Volkswagen will reportedly still be allowed to bid for public sector contracts in the US, after concerns a watchdog probe into its diesel emissions cheating scandal may result in a ban.
Instead of being excluded, Volkswagen will be made to install a second US monitor at its Wolfsburg headquarters in Germany, after an investigation by the UA Environmental Protection Agency (EPA) to keep access, according to German outlet Handelsblatt.
The company, which is the second-biggest car maker in the world behind Toyota, produces diesel engines for the US Navy via its Man Energy Solutions subsidiary.

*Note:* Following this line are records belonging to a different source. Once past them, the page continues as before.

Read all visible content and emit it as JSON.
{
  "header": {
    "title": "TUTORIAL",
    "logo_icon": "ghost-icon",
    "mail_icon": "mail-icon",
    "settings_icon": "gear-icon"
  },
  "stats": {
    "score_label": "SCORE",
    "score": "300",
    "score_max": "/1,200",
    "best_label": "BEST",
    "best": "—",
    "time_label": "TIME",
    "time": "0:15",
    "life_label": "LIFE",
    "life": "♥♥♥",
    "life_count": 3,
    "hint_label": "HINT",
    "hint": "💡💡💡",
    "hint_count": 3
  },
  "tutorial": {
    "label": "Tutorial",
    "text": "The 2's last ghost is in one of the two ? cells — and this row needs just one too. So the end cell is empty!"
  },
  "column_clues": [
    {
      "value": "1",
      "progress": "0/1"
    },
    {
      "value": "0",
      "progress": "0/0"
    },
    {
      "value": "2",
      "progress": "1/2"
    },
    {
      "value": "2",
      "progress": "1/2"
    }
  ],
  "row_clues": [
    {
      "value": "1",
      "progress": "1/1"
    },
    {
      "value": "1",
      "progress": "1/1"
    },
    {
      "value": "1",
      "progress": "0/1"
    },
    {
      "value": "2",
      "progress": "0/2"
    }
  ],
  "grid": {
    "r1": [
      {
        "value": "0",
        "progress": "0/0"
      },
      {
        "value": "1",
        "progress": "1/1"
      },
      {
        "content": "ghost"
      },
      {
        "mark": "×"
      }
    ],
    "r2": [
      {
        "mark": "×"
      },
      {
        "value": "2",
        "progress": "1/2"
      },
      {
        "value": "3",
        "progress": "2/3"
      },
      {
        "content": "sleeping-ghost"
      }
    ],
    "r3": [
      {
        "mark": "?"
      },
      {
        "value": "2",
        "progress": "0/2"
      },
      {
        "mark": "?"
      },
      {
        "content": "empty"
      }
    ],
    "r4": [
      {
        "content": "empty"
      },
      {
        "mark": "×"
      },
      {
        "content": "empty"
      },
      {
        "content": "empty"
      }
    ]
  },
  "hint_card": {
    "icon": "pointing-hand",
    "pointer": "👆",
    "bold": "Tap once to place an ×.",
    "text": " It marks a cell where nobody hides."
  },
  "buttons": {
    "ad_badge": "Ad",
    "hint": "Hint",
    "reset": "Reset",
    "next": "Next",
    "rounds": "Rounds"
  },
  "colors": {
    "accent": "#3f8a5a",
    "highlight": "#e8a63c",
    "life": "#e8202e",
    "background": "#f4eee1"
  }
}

But this had been thrown into doubt during the EPA’s investigation into its using illegal software to cheat emissions tests in 2015, triggering a global backlash against diesel engines, the so-called dieselgate scandal.
Volkswagen’s agreement with the EPA is said to come in exchange for a three-year monitoring process which is set to begin in the coming months.
City A.M. has approached Volkswagen for comment.
Separately, US court documents have shown that lawyers for owners of nearly 100,000 Volkswagen cars that had misleading fuel economy labels are claiming $26m (£21.2m) in legal fees.
Volkswagen agreed on Friday to a $96.5m settlement to reimburse 98,000 customers, with people who still own the vehicles eligible for lump-sum payments ranging from $518 to $2,332 per vehicle. But that settlement, which came after 15 months of negotiations, is separate to the new $26m request.
The dieselgate scandal has cost Volkswagen around €30bn in fines so far. Most recently, in May the firm set aside a further €5.5bn to pay off further costs.